DATA TO EXAMINE
--- START ---

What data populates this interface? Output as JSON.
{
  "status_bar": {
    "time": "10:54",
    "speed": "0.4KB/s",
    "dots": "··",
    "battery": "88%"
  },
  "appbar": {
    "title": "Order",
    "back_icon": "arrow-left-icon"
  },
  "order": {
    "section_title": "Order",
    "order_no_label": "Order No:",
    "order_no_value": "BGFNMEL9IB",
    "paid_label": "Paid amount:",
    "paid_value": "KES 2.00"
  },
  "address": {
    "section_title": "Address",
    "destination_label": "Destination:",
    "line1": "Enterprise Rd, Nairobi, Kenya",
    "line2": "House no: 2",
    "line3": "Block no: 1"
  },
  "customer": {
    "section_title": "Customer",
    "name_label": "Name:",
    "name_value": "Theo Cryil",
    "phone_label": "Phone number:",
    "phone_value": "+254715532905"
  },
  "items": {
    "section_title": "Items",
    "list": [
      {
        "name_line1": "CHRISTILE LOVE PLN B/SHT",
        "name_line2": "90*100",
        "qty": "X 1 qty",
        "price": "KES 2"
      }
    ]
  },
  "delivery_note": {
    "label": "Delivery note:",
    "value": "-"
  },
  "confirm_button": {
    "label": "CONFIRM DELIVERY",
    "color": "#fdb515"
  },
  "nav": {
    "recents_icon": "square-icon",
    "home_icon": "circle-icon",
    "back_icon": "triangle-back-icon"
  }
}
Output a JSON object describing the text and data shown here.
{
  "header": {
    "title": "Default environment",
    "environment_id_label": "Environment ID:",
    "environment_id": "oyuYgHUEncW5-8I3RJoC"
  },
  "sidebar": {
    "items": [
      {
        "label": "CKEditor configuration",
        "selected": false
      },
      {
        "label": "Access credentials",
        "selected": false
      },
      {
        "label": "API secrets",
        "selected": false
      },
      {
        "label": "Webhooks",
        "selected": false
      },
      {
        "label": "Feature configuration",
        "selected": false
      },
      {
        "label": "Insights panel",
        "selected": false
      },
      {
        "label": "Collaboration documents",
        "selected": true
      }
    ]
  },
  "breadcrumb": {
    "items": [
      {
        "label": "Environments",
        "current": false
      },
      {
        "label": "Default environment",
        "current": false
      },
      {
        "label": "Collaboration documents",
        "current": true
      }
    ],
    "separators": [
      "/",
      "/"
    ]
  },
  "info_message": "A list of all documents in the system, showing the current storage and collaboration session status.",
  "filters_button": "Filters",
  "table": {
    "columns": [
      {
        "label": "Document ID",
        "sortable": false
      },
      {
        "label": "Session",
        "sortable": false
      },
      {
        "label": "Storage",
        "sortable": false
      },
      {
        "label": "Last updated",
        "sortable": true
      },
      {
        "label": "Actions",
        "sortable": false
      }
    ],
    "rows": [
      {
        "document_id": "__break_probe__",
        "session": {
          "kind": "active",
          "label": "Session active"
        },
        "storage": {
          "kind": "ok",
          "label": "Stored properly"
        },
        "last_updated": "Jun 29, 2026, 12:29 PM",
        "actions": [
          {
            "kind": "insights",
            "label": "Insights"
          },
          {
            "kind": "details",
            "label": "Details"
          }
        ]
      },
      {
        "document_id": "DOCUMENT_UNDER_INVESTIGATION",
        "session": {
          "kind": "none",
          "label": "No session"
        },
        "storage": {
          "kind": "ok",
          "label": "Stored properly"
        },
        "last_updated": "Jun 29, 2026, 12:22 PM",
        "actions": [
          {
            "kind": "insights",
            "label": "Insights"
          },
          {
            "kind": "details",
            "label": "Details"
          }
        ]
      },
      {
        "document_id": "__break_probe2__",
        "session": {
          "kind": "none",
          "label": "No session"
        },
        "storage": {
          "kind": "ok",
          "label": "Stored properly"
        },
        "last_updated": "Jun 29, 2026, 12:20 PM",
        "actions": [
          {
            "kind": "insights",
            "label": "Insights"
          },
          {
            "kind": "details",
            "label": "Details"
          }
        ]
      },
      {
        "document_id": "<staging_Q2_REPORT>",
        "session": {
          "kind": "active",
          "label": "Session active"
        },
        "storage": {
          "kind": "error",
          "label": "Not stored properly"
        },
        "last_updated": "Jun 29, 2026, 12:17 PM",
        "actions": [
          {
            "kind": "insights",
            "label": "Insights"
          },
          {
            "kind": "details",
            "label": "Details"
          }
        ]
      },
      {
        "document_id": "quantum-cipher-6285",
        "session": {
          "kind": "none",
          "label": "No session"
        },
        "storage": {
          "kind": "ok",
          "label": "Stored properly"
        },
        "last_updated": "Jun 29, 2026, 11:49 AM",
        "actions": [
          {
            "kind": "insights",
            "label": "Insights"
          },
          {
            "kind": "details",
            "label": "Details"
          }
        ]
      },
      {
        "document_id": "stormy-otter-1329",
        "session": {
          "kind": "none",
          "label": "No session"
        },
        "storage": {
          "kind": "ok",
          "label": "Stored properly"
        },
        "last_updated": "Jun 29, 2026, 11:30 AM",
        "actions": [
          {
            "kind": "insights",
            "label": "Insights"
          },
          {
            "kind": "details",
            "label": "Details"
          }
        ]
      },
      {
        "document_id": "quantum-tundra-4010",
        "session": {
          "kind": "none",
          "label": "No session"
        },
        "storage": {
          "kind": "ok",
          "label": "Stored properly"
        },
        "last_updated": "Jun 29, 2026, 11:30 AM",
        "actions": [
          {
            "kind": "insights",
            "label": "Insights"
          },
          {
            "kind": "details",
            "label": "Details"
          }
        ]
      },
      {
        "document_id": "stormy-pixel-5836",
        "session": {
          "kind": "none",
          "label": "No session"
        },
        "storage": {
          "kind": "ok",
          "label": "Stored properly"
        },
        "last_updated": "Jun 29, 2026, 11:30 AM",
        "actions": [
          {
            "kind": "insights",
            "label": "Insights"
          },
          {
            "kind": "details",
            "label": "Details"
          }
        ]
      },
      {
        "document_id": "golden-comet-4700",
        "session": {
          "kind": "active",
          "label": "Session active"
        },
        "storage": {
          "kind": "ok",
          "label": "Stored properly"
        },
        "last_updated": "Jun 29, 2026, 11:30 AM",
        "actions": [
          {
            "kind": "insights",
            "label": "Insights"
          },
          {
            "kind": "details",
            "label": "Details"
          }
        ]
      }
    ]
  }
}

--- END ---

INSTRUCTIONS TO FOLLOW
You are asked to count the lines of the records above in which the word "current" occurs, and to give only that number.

YOUR SOLUTION
4